Strong and bitter chocolate has long been considered an exclusively male drink. But later, people learned to add milk to it (the British did it first in 1700), which gave chocolate the necessary lightness.

In the middle of the 18th century, the first chocolate shops opened in France, where everyone could enjoy their favorite drink. By 1798, there were already about 500 such establishments in Paris. And in England, the famous Chocolate Houses became so popular that they even overshadowed tea and coffee shops.

Until the beginning of the 19th century, chocolate was consumed only as a drink. For a long time people could not get pure cocoa butter, which made the chocolate bar keep its shape, but in the end they succeeded. This merit belongs to the Swiss Francois Louis Cayeux, who in 1819 created the world's first bar of hard chocolate. A year after this event, a chocolate factory for its production was built near Vivi.
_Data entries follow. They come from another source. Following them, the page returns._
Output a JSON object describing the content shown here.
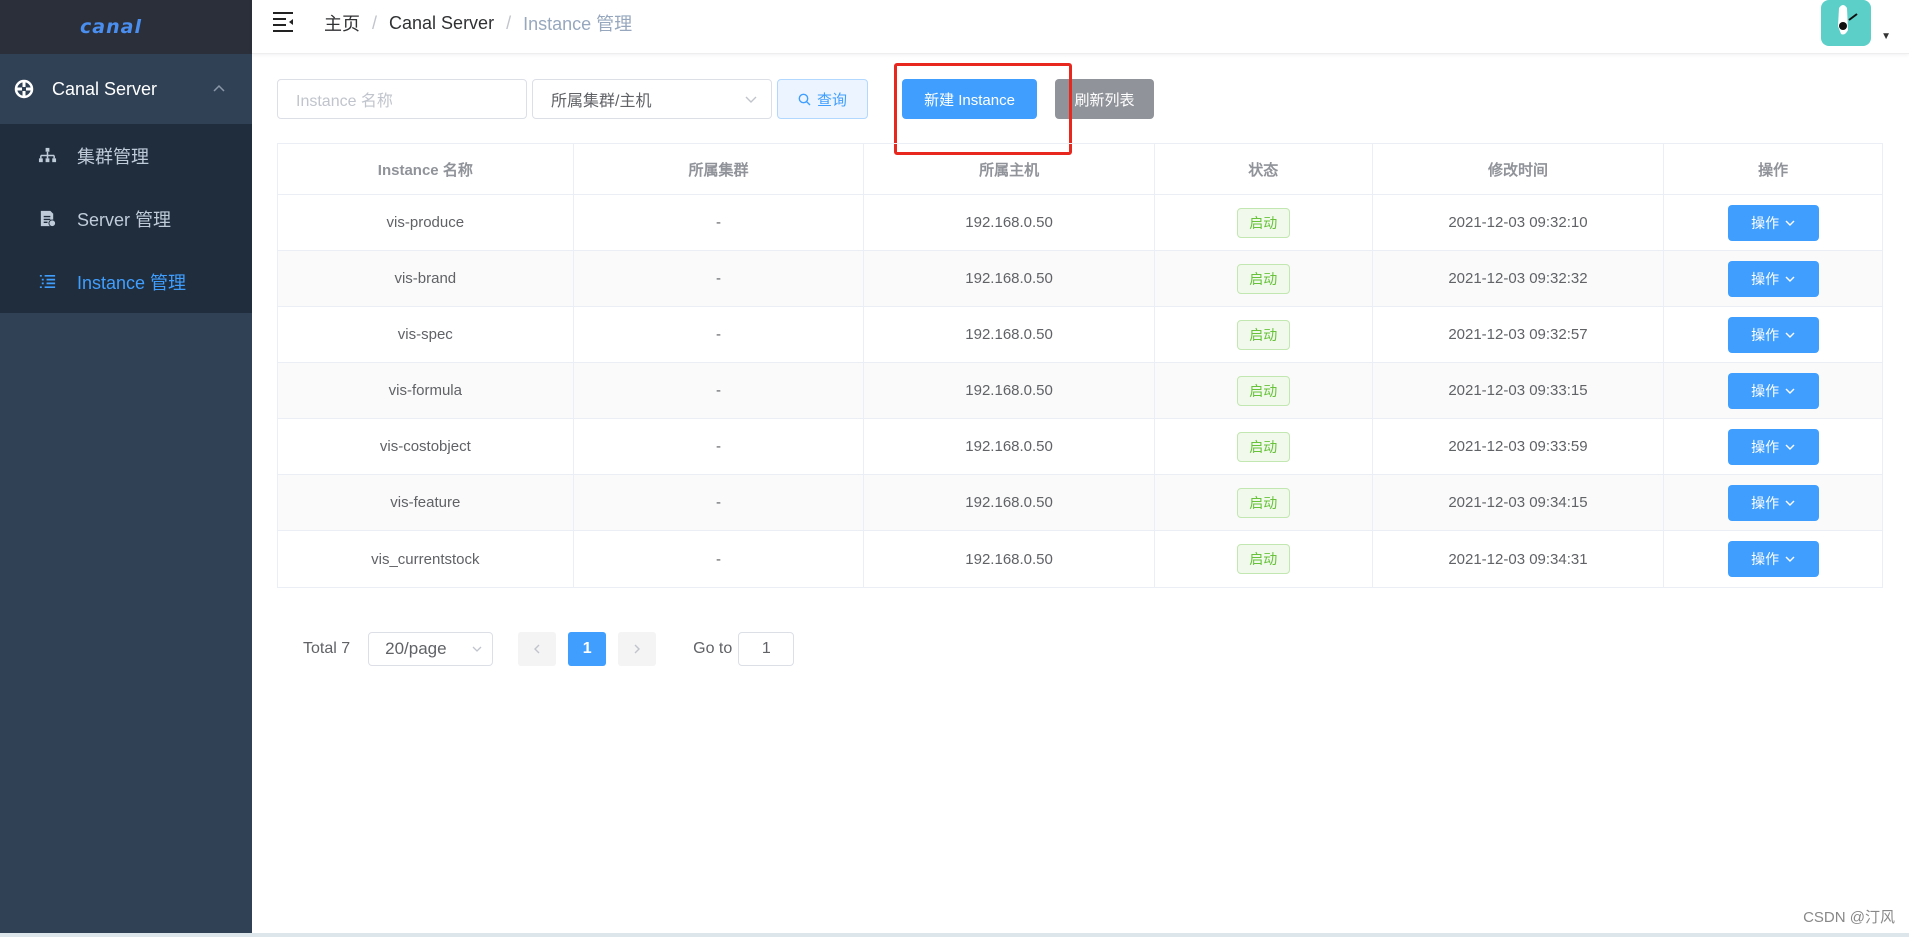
{
  "app": {
    "logo_text": "canal"
  },
  "sidebar": {
    "group_label": "Canal Server",
    "items": [
      {
        "label": "集群管理",
        "icon": "cluster-icon",
        "active": false
      },
      {
        "label": "Server 管理",
        "icon": "server-icon",
        "active": false
      },
      {
        "label": "Instance 管理",
        "icon": "list-icon",
        "active": true
      }
    ]
  },
  "breadcrumb": [
    "主页",
    "Canal Server",
    "Instance 管理"
  ],
  "toolbar": {
    "name_placeholder": "Instance 名称",
    "cluster_select_value": "所属集群/主机",
    "query_label": "查询",
    "new_label": "新建 Instance",
    "refresh_label": "刷新列表"
  },
  "table": {
    "headers": [
      "Instance 名称",
      "所属集群",
      "所属主机",
      "状态",
      "修改时间",
      "操作"
    ],
    "rows": [
      {
        "name": "vis-produce",
        "cluster": "-",
        "host": "192.168.0.50",
        "status": "启动",
        "time": "2021-12-03 09:32:10",
        "action": "操作"
      },
      {
        "name": "vis-brand",
        "cluster": "-",
        "host": "192.168.0.50",
        "status": "启动",
        "time": "2021-12-03 09:32:32",
        "action": "操作"
      },
      {
        "name": "vis-spec",
        "cluster": "-",
        "host": "192.168.0.50",
        "status": "启动",
        "time": "2021-12-03 09:32:57",
        "action": "操作"
      },
      {
        "name": "vis-formula",
        "cluster": "-",
        "host": "192.168.0.50",
        "status": "启动",
        "time": "2021-12-03 09:33:15",
        "action": "操作"
      },
      {
        "name": "vis-costobject",
        "cluster": "-",
        "host": "192.168.0.50",
        "status": "启动",
        "time": "2021-12-03 09:33:59",
        "action": "操作"
      },
      {
        "name": "vis-feature",
        "cluster": "-",
        "host": "192.168.0.50",
        "status": "启动",
        "time": "2021-12-03 09:34:15",
        "action": "操作"
      },
      {
        "name": "vis_currentstock",
        "cluster": "-",
        "host": "192.168.0.50",
        "status": "启动",
        "time": "2021-12-03 09:34:31",
        "action": "操作"
      }
    ]
  },
  "pagination": {
    "total_text": "Total 7",
    "page_size": "20/page",
    "current_page": "1",
    "goto_label": "Go to",
    "goto_value": "1"
  },
  "watermark": "CSDN @汀风",
  "colors": {
    "primary": "#409eff",
    "sidebar": "#304156",
    "success": "#67c23a",
    "highlight": "#e8281f"
  }
}
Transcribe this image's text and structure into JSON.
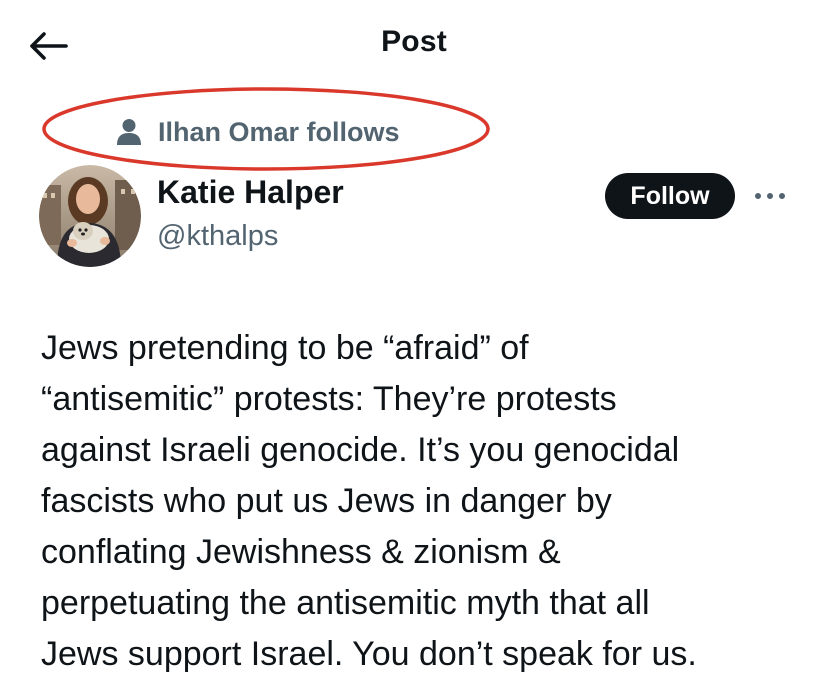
{
  "header": {
    "title": "Post",
    "back_icon": "arrow-left-icon"
  },
  "social_context": {
    "icon": "person-icon",
    "text": "Ilhan Omar follows",
    "highlight_color": "#d9382b"
  },
  "author": {
    "name": "Katie Halper",
    "handle": "@kthalps",
    "avatar": "avatar-photo"
  },
  "actions": {
    "follow_label": "Follow",
    "more_icon": "more-horizontal-icon"
  },
  "tweet": {
    "lines": [
      "Jews pretending to be “afraid” of",
      "“antisemitic” protests: They’re protests",
      "against Israeli genocide. It’s you genocidal",
      "fascists who put us Jews in danger by",
      "conflating Jewishness & zionism &",
      "perpetuating the antisemitic myth that all",
      "Jews support Israel. You don’t speak for us."
    ]
  },
  "colors": {
    "text_primary": "#0f1419",
    "text_secondary": "#536471",
    "follow_bg": "#0f1419",
    "follow_text": "#ffffff",
    "annotation_red": "#d9382b"
  }
}
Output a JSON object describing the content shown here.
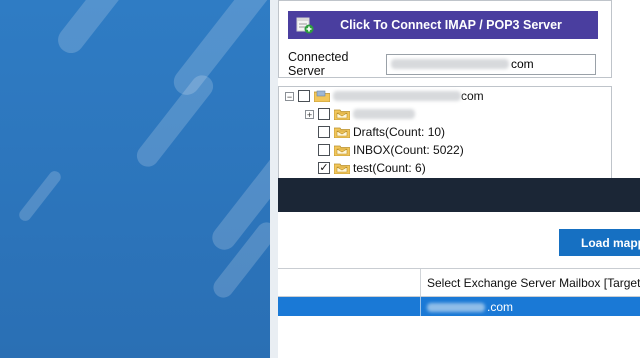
{
  "connect": {
    "button_label": "Click To Connect  IMAP / POP3 Server",
    "button_icon": "connect-server-icon",
    "server_label": "Connected Server",
    "server_value_suffix": "com"
  },
  "tree": {
    "root": {
      "suffix": "com",
      "expander": "−",
      "checked": false
    },
    "nodes": [
      {
        "label": "",
        "checked": false,
        "expander": "+",
        "blurred": true
      },
      {
        "label": "Drafts(Count: 10)",
        "checked": false
      },
      {
        "label": "INBOX(Count: 5022)",
        "checked": false
      },
      {
        "label": "test(Count: 6)",
        "checked": true
      }
    ],
    "checkmark": "✓"
  },
  "load_button": {
    "label": "Load mapp"
  },
  "grid": {
    "column_target": "Select Exchange Server Mailbox [Target]",
    "row": {
      "suffix": ".com",
      "selected": true
    }
  },
  "colors": {
    "connect_button": "#4a3e9f",
    "load_button": "#1670c2",
    "selected_row": "#1a79d6",
    "dark_bar": "#1b2636",
    "left_background": "#2f7cc4"
  }
}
Soon, such chocolate enterprises began to open throughout Europe (for example, Fry and Sons became widely known in England) . Year after year, experts improved manufacturing techniques and changed the recipe for hard chocolate. Nuts, candied fruits, various sweets, wine and even beer began to be added to it.

Another turning point in the history of chocolate came in 1875, when Swiss Peter Daniel invented a fundamentally new kind of milk. The component necessary for its manufacture, milk powder, was supplied to Peter by another well-known Swiss entrepreneur, Henri Nestle. The latter, obviously, having appreciated all the advantages of the confectionery industry, at the beginning of the 20th century began to produce hard chocolate under his brand, made according to the recipe of Peter and Kohler. And by 1929, Nestle, having teamed up with Peter, Kohler and Kaye, became the largest producer of the famous Swiss chocolate.

On May 1, 1931 the first production building of the Kommunarka mechanized factory was opened, one of the oldest confectionery in the former Soviet Union.